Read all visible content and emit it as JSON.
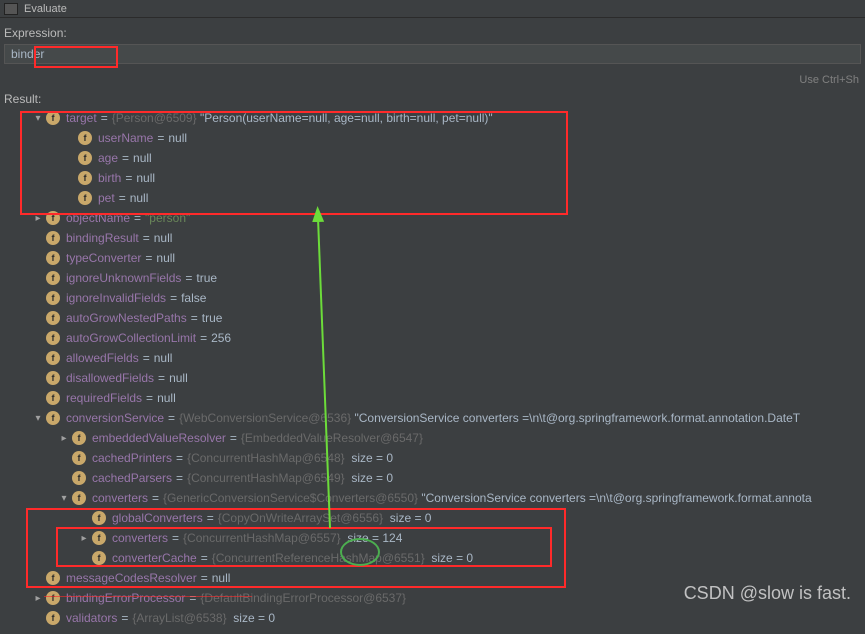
{
  "window": {
    "title": "Evaluate"
  },
  "expression": {
    "label": "Expression:",
    "value": "binder"
  },
  "hint_text": "Use Ctrl+Sh",
  "result_label": "Result:",
  "tree": {
    "target": {
      "name": "target",
      "ref": "{Person@6509}",
      "repr": "\"Person(userName=null, age=null, birth=null, pet=null)\"",
      "fields": {
        "userName": {
          "name": "userName",
          "value": "null"
        },
        "age": {
          "name": "age",
          "value": "null"
        },
        "birth": {
          "name": "birth",
          "value": "null"
        },
        "pet": {
          "name": "pet",
          "value": "null"
        }
      }
    },
    "objectName": {
      "name": "objectName",
      "value": "\"person\""
    },
    "bindingResult": {
      "name": "bindingResult",
      "value": "null"
    },
    "typeConverter": {
      "name": "typeConverter",
      "value": "null"
    },
    "ignoreUnknownFields": {
      "name": "ignoreUnknownFields",
      "value": "true"
    },
    "ignoreInvalidFields": {
      "name": "ignoreInvalidFields",
      "value": "false"
    },
    "autoGrowNestedPaths": {
      "name": "autoGrowNestedPaths",
      "value": "true"
    },
    "autoGrowCollectionLimit": {
      "name": "autoGrowCollectionLimit",
      "value": "256"
    },
    "allowedFields": {
      "name": "allowedFields",
      "value": "null"
    },
    "disallowedFields": {
      "name": "disallowedFields",
      "value": "null"
    },
    "requiredFields": {
      "name": "requiredFields",
      "value": "null"
    },
    "conversionService": {
      "name": "conversionService",
      "ref": "{WebConversionService@6536}",
      "repr": "\"ConversionService converters =\\n\\t@org.springframework.format.annotation.DateT",
      "embeddedValueResolver": {
        "name": "embeddedValueResolver",
        "ref": "{EmbeddedValueResolver@6547}"
      },
      "cachedPrinters": {
        "name": "cachedPrinters",
        "ref": "{ConcurrentHashMap@6548}",
        "size_label": "size = 0"
      },
      "cachedParsers": {
        "name": "cachedParsers",
        "ref": "{ConcurrentHashMap@6549}",
        "size_label": "size = 0"
      },
      "converters": {
        "name": "converters",
        "ref": "{GenericConversionService$Converters@6550}",
        "repr": "\"ConversionService converters =\\n\\t@org.springframework.format.annota",
        "globalConverters": {
          "name": "globalConverters",
          "ref": "{CopyOnWriteArraySet@6556}",
          "size_label": "size = 0"
        },
        "converters_inner": {
          "name": "converters",
          "ref": "{ConcurrentHashMap@6557}",
          "size_label": "size = 124"
        },
        "converterCache": {
          "name": "converterCache",
          "ref": "{ConcurrentReferenceHashMap@6551}",
          "size_label": "size = 0"
        }
      }
    },
    "messageCodesResolver": {
      "name": "messageCodesResolver",
      "value": "null"
    },
    "bindingErrorProcessor": {
      "name": "bindingErrorProcessor",
      "ref": "{DefaultBindingErrorProcessor@6537}"
    },
    "validators": {
      "name": "validators",
      "ref": "{ArrayList@6538}",
      "size_label": "size = 0"
    }
  },
  "watermark": "CSDN @slow is fast."
}
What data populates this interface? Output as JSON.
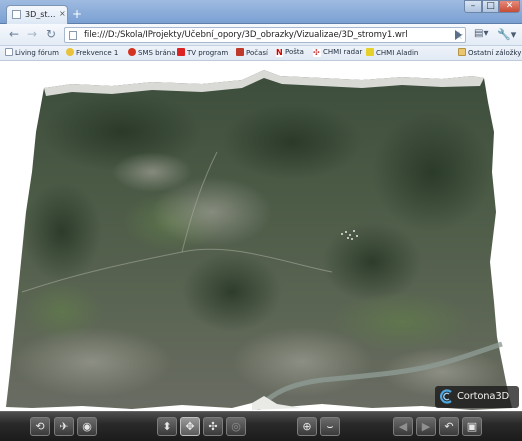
{
  "window": {
    "tab_title": "3D_st…",
    "tab_close": "×",
    "new_tab": "+",
    "min": "–",
    "max": "□",
    "close": "✕"
  },
  "toolbar": {
    "back": "←",
    "forward": "→",
    "reload": "↻",
    "url": "file:///D:/Skola/IProjekty/Učební_opory/3D_obrazky/Vizualizae/3D_stromy1.wrl",
    "star": "☆",
    "page_menu": "▤▾",
    "wrench_menu": "🔧▾"
  },
  "bookmarks": {
    "items": [
      {
        "label": "Living fórum"
      },
      {
        "label": "Frekvence 1"
      },
      {
        "label": "SMS brána"
      },
      {
        "label": "TV program"
      },
      {
        "label": "Počasí"
      },
      {
        "label": "Pošta"
      },
      {
        "label": "CHMI radar"
      },
      {
        "label": "CHMI Aladin"
      }
    ],
    "other_label": "Ostatní záložky",
    "more": "»"
  },
  "viewer": {
    "logo_text": "Cortona3D"
  },
  "nav_buttons": {
    "restore_icon": "restore-view-icon",
    "fly_icon": "fly-icon",
    "study_icon": "study-icon",
    "walk_icon": "walk-icon",
    "pan_icon": "pan-icon",
    "turn_icon": "turn-icon",
    "roll_icon": "roll-icon",
    "goto_icon": "goto-icon",
    "align_icon": "align-icon",
    "prev_icon": "prev-view-icon",
    "next_icon": "next-view-icon",
    "undo_icon": "undo-icon",
    "fit_icon": "fit-icon"
  }
}
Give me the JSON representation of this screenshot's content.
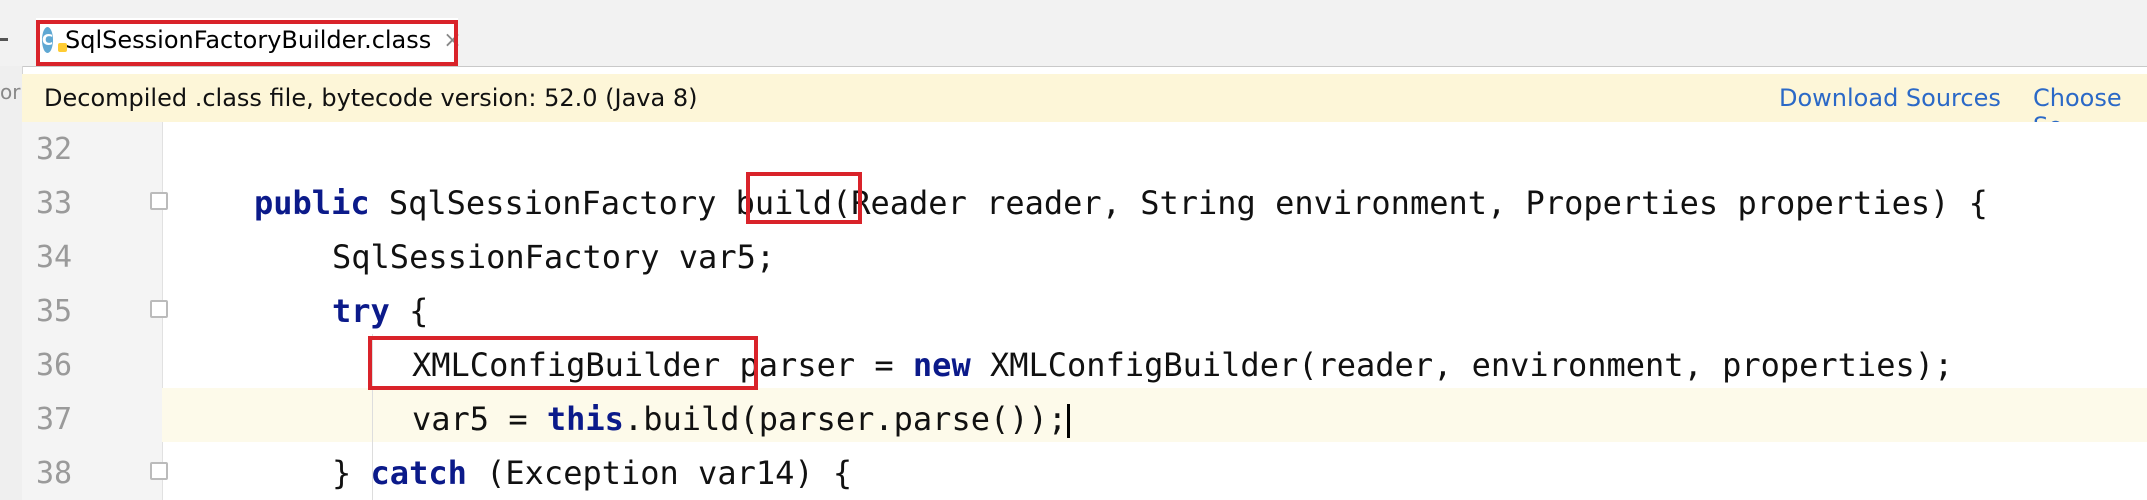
{
  "tab": {
    "icon_letter": "C",
    "title": "SqlSessionFactoryBuilder.class",
    "close_glyph": "×"
  },
  "banner": {
    "gutter_label": "or",
    "message": "Decompiled .class file, bytecode version: 52.0 (Java 8)",
    "download_sources": "Download Sources",
    "choose_sources": "Choose So"
  },
  "code": {
    "lines": [
      {
        "number": "32",
        "parts": []
      },
      {
        "number": "33",
        "parts": [
          {
            "text": "public",
            "kw": true
          },
          {
            "text": " SqlSessionFactory ",
            "kw": false
          },
          {
            "text": "build",
            "kw": false
          },
          {
            "text": "(Reader reader, String environment, Properties properties) {",
            "kw": false
          }
        ]
      },
      {
        "number": "34",
        "parts": [
          {
            "text": "SqlSessionFactory var5;",
            "kw": false
          }
        ]
      },
      {
        "number": "35",
        "parts": [
          {
            "text": "try",
            "kw": true
          },
          {
            "text": " {",
            "kw": false
          }
        ]
      },
      {
        "number": "36",
        "parts": [
          {
            "text": "XMLConfigBuilder",
            "kw": false
          },
          {
            "text": " parser = ",
            "kw": false
          },
          {
            "text": "new",
            "kw": true
          },
          {
            "text": " XMLConfigBuilder(reader, environment, properties);",
            "kw": false
          }
        ]
      },
      {
        "number": "37",
        "parts": [
          {
            "text": "var5 = ",
            "kw": false
          },
          {
            "text": "this",
            "kw": true
          },
          {
            "text": ".build(parser.parse());",
            "kw": false
          }
        ]
      },
      {
        "number": "38",
        "parts": [
          {
            "text": "} ",
            "kw": false
          },
          {
            "text": "catch",
            "kw": true
          },
          {
            "text": " (Exception var14) {",
            "kw": false
          }
        ]
      }
    ]
  },
  "colors": {
    "keyword": "#0b1a8a",
    "highlight_box": "#d9232a",
    "link": "#2b69c7",
    "banner_bg": "#fdf6d8"
  }
}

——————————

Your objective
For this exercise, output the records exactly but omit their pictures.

Output of the exercise
Read all visible content and emit it as JSON.
{
  "window": {
    "title": "Evaluate"
  },
  "expression": {
    "label": "Expression:",
    "value": "binder"
  },
  "hint_text": "Use Ctrl+Sh",
  "result_label": "Result:",
  "tree": {
    "target": {
      "name": "target",
      "ref": "{Person@6509}",
      "repr": "\"Person(userName=null, age=null, birth=null, pet=null)\"",
      "fields": {
        "userName": {
          "name": "userName",
          "value": "null"
        },
        "age": {
          "name": "age",
          "value": "null"
        },
        "birth": {
          "name": "birth",
          "value": "null"
        },
        "pet": {
          "name": "pet",
          "value": "null"
        }
      }
    },
    "objectName": {
      "name": "objectName",
      "value": "\"person\""
    },
    "bindingResult": {
      "name": "bindingResult",
      "value": "null"
    },
    "typeConverter": {
      "name": "typeConverter",
      "value": "null"
    },
    "ignoreUnknownFields": {
      "name": "ignoreUnknownFields",
      "value": "true"
    },
    "ignoreInvalidFields": {
      "name": "ignoreInvalidFields",
      "value": "false"
    },
    "autoGrowNestedPaths": {
      "name": "autoGrowNestedPaths",
      "value": "true"
    },
    "autoGrowCollectionLimit": {
      "name": "autoGrowCollectionLimit",
      "value": "256"
    },
    "allowedFields": {
      "name": "allowedFields",
      "value": "null"
    },
    "disallowedFields": {
      "name": "disallowedFields",
      "value": "null"
    },
    "requiredFields": {
      "name": "requiredFields",
      "value": "null"
    },
    "conversionService": {
      "name": "conversionService",
      "ref": "{WebConversionService@6536}",
      "repr": "\"ConversionService converters =\\n\\t@org.springframework.format.annotation.DateT",
      "embeddedValueResolver": {
        "name": "embeddedValueResolver",
        "ref": "{EmbeddedValueResolver@6547}"
      },
      "cachedPrinters": {
        "name": "cachedPrinters",
        "ref": "{ConcurrentHashMap@6548}",
        "size_label": "size = 0"
      },
      "cachedParsers": {
        "name": "cachedParsers",
        "ref": "{ConcurrentHashMap@6549}",
        "size_label": "size = 0"
      },
      "converters": {
        "name": "converters",
        "ref": "{GenericConversionService$Converters@6550}",
        "repr": "\"ConversionService converters =\\n\\t@org.springframework.format.annota",
        "globalConverters": {
          "name": "globalConverters",
          "ref": "{CopyOnWriteArraySet@6556}",
          "size_label": "size = 0"
        },
        "converters_inner": {
          "name": "converters",
          "ref": "{ConcurrentHashMap@6557}",
          "size_label": "size = 124"
        },
        "converterCache": {
          "name": "converterCache",
          "ref": "{ConcurrentReferenceHashMap@6551}",
          "size_label": "size = 0"
        }
      }
    },
    "messageCodesResolver": {
      "name": "messageCodesResolver",
      "value": "null"
    },
    "bindingErrorProcessor": {
      "name": "bindingErrorProcessor",
      "ref": "{DefaultBindingErrorProcessor@6537}"
    },
    "validators": {
      "name": "validators",
      "ref": "{ArrayList@6538}",
      "size_label": "size = 0"
    }
  },
  "watermark": "CSDN @slow is fast."
}
What data populates this interface? Output as JSON.
{
  "window": {
    "tab_title": "3D_st…",
    "tab_close": "×",
    "new_tab": "+",
    "min": "–",
    "max": "□",
    "close": "✕"
  },
  "toolbar": {
    "back": "←",
    "forward": "→",
    "reload": "↻",
    "url": "file:///D:/Skola/IProjekty/Učební_opory/3D_obrazky/Vizualizae/3D_stromy1.wrl",
    "star": "☆",
    "page_menu": "▤▾",
    "wrench_menu": "🔧▾"
  },
  "bookmarks": {
    "items": [
      {
        "label": "Living fórum"
      },
      {
        "label": "Frekvence 1"
      },
      {
        "label": "SMS brána"
      },
      {
        "label": "TV program"
      },
      {
        "label": "Počasí"
      },
      {
        "label": "Pošta"
      },
      {
        "label": "CHMI radar"
      },
      {
        "label": "CHMI Aladin"
      }
    ],
    "other_label": "Ostatní záložky",
    "more": "»"
  },
  "viewer": {
    "logo_text": "Cortona3D"
  },
  "nav_buttons": {
    "restore_icon": "restore-view-icon",
    "fly_icon": "fly-icon",
    "study_icon": "study-icon",
    "walk_icon": "walk-icon",
    "pan_icon": "pan-icon",
    "turn_icon": "turn-icon",
    "roll_icon": "roll-icon",
    "goto_icon": "goto-icon",
    "align_icon": "align-icon",
    "prev_icon": "prev-view-icon",
    "next_icon": "next-view-icon",
    "undo_icon": "undo-icon",
    "fit_icon": "fit-icon"
  }
}
Give me the JSON representation of this screenshot's content.
{
  "tab": {
    "icon_letter": "C",
    "title": "SqlSessionFactoryBuilder.class",
    "close_glyph": "×"
  },
  "banner": {
    "gutter_label": "or",
    "message": "Decompiled .class file, bytecode version: 52.0 (Java 8)",
    "download_sources": "Download Sources",
    "choose_sources": "Choose So"
  },
  "code": {
    "lines": [
      {
        "number": "32",
        "parts": []
      },
      {
        "number": "33",
        "parts": [
          {
            "text": "public",
            "kw": true
          },
          {
            "text": " SqlSessionFactory ",
            "kw": false
          },
          {
            "text": "build",
            "kw": false
          },
          {
            "text": "(Reader reader, String environment, Properties properties) {",
            "kw": false
          }
        ]
      },
      {
        "number": "34",
        "parts": [
          {
            "text": "SqlSessionFactory var5;",
            "kw": false
          }
        ]
      },
      {
        "number": "35",
        "parts": [
          {
            "text": "try",
            "kw": true
          },
          {
            "text": " {",
            "kw": false
          }
        ]
      },
      {
        "number": "36",
        "parts": [
          {
            "text": "XMLConfigBuilder",
            "kw": false
          },
          {
            "text": " parser = ",
            "kw": false
          },
          {
            "text": "new",
            "kw": true
          },
          {
            "text": " XMLConfigBuilder(reader, environment, properties);",
            "kw": false
          }
        ]
      },
      {
        "number": "37",
        "parts": [
          {
            "text": "var5 = ",
            "kw": false
          },
          {
            "text": "this",
            "kw": true
          },
          {
            "text": ".build(parser.parse());",
            "kw": false
          }
        ]
      },
      {
        "number": "38",
        "parts": [
          {
            "text": "} ",
            "kw": false
          },
          {
            "text": "catch",
            "kw": true
          },
          {
            "text": " (Exception var14) {",
            "kw": false
          }
        ]
      }
    ]
  },
  "colors": {
    "keyword": "#0b1a8a",
    "highlight_box": "#d9232a",
    "link": "#2b69c7",
    "banner_bg": "#fdf6d8"
  }
}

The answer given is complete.